Sure a lot will depend on your Page Rank and Brand name, but even if you are a smaller publication, a powerful in-depth content can showcase your prowess in the field of content generation.
The main qualifier for the game seems to be the content length (no less than 2,000 words). Secondly, while you follow the usual rules of engagement, try to include a strong Schema markup into your plan.
The markup assists Google in comprehending the elements of your page and pick out particular elements to use in‘Search Engine Result Pages’ or on other platforms like G+.
In fact, Google itself suggests using the following to better your prospects for the coveted position-
- Image (should be crawlable)
Not just good content, but TimelessContent
The hoopla around content generation isn’t a cliché yet, but has definitely gotten very close to it. However, the key to entering the In-depth article slot is timeless, effective storytelling.
Your aim should be to create content that has a long life, that can stay relevant till at least a couple of years.
Compared to news based or trend based content, this kind of content is a risk free endeavor. So, even if you miss the slot on Google search page, it can still be beneficial to get you quality traffic over time.
Besides, you can always gauge which post of yours is gaining how much popularity on Google Analytics.
In 2012, Google had attempted a low-key experiment to shape the future of searches. It was christened the Daily Information Need Study and was centered on digging out information that mostly went ‘unGoogled’.
It was found out that at least ten percent of people wanted more than just fast info. This laid the foundation of including In-depth articles in searches.
Currently, around 60% of results in In-depth articles are 6 months to 2 years old, indicating that Google is favoring those who can withstand the test of time.
Our final tip-create great content and length does affect rankings and conversions. Think like a philanthropist; disseminating good information won’t harm you.

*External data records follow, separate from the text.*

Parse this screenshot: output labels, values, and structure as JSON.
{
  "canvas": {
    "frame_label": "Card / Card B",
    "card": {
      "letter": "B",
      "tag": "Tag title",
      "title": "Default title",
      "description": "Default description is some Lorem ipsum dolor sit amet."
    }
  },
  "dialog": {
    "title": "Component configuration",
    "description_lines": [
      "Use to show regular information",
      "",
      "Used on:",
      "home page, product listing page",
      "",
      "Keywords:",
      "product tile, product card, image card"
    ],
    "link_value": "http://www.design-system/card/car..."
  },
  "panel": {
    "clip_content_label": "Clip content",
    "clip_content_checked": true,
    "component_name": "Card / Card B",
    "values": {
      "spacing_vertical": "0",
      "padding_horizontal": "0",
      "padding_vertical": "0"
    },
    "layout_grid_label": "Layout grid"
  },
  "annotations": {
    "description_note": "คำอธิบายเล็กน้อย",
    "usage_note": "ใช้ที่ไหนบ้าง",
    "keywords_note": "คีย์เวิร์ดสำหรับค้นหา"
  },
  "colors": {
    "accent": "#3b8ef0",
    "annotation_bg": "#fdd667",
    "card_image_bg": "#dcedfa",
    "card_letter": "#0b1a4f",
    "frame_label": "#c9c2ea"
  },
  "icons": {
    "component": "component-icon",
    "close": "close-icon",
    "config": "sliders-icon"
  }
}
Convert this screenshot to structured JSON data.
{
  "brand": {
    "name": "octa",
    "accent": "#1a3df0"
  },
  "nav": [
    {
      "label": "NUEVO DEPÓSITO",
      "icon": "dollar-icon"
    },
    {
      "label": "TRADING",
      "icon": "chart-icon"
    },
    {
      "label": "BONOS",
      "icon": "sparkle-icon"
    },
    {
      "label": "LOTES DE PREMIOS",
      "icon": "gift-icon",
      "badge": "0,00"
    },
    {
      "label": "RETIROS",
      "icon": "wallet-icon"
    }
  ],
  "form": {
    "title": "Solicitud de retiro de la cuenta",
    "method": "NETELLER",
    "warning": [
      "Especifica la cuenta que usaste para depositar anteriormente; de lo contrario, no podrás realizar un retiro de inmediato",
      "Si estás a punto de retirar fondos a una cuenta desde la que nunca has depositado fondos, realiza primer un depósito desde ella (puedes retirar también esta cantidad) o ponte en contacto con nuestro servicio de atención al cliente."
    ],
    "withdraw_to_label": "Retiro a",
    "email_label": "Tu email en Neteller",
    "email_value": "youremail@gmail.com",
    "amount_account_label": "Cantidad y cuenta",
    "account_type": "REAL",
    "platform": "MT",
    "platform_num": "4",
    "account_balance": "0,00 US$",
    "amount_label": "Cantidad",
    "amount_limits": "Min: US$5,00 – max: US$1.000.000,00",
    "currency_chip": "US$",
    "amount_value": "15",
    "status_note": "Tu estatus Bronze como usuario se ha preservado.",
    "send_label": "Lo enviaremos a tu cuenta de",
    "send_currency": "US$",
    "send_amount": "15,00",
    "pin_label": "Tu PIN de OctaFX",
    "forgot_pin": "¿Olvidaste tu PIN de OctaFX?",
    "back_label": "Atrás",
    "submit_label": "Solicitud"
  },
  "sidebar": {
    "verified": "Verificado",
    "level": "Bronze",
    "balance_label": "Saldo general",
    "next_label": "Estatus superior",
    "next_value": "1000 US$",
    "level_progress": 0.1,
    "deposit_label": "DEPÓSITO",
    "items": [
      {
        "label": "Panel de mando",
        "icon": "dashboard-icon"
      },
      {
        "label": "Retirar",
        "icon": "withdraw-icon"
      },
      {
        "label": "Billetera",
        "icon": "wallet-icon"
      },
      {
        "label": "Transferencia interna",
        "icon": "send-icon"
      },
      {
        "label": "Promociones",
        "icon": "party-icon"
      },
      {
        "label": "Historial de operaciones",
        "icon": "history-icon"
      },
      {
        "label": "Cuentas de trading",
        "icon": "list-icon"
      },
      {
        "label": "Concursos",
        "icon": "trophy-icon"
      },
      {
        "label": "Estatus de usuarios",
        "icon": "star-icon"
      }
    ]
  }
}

Your readers are ubiquitous. And you have a duty towards them. They’ll be there before your brand becomes a Brand and after it.
It’s all connected!